The Mason Jar (book review)
What if your old college roommate called, raving about a book someone sent her, calling it the most beautiful book she’s ever read? “But,” she said, “it’s about you.” The author is your college ex.
In The Mason Jar, Clayton Fincannon is a Tennessee farm boy raised at the feet of his grandfather. He and his grandfather leave letters for each other in a Mason jar on his grandfather’s desk—letters of counsel and affirmation. When Clayton attends college in Southern California, he meets and falls in love with a dark debutante from Colorado. However, when an unmentioned past resurrects in her life and she leaves, Clayton is left with unanswered questions.
Clayton goes on to serve as a missionary in Africa, while he and his grandfather continue their tradition of writing letters. When Clayton returns home five years later to bury his grandfather, he searches for answers pertaining to the loss of the young woman he once loved. Little does Clayton know, the answers await him in the broken Mason jar.
A story about a girl who vanished, a former love who wrote a book about her, and a reunion they never imagined.
Written for the bruised and broken, The Mason Jar is an inspirational romance that brings hope to people who have experienced disappointment in life due to separation from loved ones. With a redemptive ending that encourages us to love again and written in the fresh, romantic tones of Nicholas Sparks, The Mason Jar interweaves the imagery of Thoreau with the adventures and climatic family struggles common to Dances with Wolves, A River Runs Through It, and Legends of the Fall.
I really loved the idea of this story. What a romantic notion... finding out that your old college boyfriend has written a novel about the time he spent with you. I have to say while reading this book wondering how I would feel if I ever found out my ex-boyfriend wrote a book about our college years. What memories would he share? Would he look on those years fondly? Would I want to read it?
I found the way the book was written interesting. Eden finds out about the book from her old roommate. She downloads it on her kindle and starts reading. I love that there are flashbacks of sorts through the novel reading. There is present day with everyone heading to homecoming. There are points of view told both from Eden and from Finn. You get a really full story.

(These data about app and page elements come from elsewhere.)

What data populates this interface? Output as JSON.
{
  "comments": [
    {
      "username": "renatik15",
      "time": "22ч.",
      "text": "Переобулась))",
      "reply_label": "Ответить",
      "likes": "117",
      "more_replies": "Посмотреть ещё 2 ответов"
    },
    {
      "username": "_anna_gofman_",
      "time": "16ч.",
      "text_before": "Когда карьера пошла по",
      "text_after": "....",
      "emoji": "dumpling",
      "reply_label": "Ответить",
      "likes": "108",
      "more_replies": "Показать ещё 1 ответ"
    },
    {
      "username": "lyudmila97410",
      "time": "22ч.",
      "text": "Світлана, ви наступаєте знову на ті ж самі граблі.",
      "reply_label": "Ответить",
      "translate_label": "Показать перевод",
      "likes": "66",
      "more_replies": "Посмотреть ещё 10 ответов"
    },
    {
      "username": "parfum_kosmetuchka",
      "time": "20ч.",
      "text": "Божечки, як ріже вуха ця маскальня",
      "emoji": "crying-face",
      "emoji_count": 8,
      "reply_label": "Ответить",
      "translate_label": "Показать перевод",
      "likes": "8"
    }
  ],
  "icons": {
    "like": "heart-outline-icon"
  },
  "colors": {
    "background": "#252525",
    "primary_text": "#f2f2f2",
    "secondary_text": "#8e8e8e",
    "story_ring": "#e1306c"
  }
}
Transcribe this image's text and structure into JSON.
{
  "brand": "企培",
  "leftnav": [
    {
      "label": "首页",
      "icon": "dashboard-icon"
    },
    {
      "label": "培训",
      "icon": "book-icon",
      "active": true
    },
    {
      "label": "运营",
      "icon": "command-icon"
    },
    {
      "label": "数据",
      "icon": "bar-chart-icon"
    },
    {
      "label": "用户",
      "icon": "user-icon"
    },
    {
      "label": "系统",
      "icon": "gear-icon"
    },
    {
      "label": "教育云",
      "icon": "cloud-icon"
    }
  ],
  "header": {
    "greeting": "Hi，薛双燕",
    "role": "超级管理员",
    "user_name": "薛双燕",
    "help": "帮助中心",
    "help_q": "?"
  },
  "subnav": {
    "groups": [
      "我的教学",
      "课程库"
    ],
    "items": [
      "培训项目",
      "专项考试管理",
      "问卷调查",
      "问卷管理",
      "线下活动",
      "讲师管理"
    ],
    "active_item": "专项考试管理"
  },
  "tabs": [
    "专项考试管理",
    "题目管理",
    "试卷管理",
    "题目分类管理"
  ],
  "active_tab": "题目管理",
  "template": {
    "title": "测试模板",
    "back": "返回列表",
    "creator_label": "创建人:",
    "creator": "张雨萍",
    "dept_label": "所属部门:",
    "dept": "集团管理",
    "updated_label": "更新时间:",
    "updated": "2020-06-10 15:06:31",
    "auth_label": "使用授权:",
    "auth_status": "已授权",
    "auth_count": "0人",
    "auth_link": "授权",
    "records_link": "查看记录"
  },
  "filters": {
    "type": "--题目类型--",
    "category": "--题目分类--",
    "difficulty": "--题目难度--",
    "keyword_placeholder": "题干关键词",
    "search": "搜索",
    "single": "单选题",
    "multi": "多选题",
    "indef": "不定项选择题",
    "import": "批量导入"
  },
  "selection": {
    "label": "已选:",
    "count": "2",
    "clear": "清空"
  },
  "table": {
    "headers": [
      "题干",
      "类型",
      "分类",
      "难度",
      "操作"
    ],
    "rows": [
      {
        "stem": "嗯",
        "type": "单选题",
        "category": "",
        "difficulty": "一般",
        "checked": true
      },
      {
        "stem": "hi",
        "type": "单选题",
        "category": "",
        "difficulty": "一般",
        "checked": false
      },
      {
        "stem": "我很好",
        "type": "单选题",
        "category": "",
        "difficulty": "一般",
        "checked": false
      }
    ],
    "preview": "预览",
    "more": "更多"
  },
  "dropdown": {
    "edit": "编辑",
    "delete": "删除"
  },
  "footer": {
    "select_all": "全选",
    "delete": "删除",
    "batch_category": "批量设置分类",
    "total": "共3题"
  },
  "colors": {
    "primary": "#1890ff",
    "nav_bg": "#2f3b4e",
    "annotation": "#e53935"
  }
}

I have to say after reading the book I was left a little disappointed. It was such a grand romantic idea in my head. I think I found that there was a lot of build up and that the climax kind of fizzled. Not that I was upset with finding out what had actually happened to Eden... but I felt like you found out and it was over. I want more of the "what now?" I think, perhaps, there was too much focus on the micro-lending in Africa. While it was all interesting (and I've actually participated in donating to a micro-lending program)... for me it distracted from the story and the letter writing.
Speaking of letter writing... I wish we got to read more of the mason jar letters... and I truly wish I'd gotten a look at the letters sent from Africa.
About the author:
James Russell Lingerfelt is the author of The Mason Jar and writes articles for The Huffington Post. James connects with readers at his blog, Love Story from the Male Perspective, and divides his time between Southern California and his family's ranch in Alabama.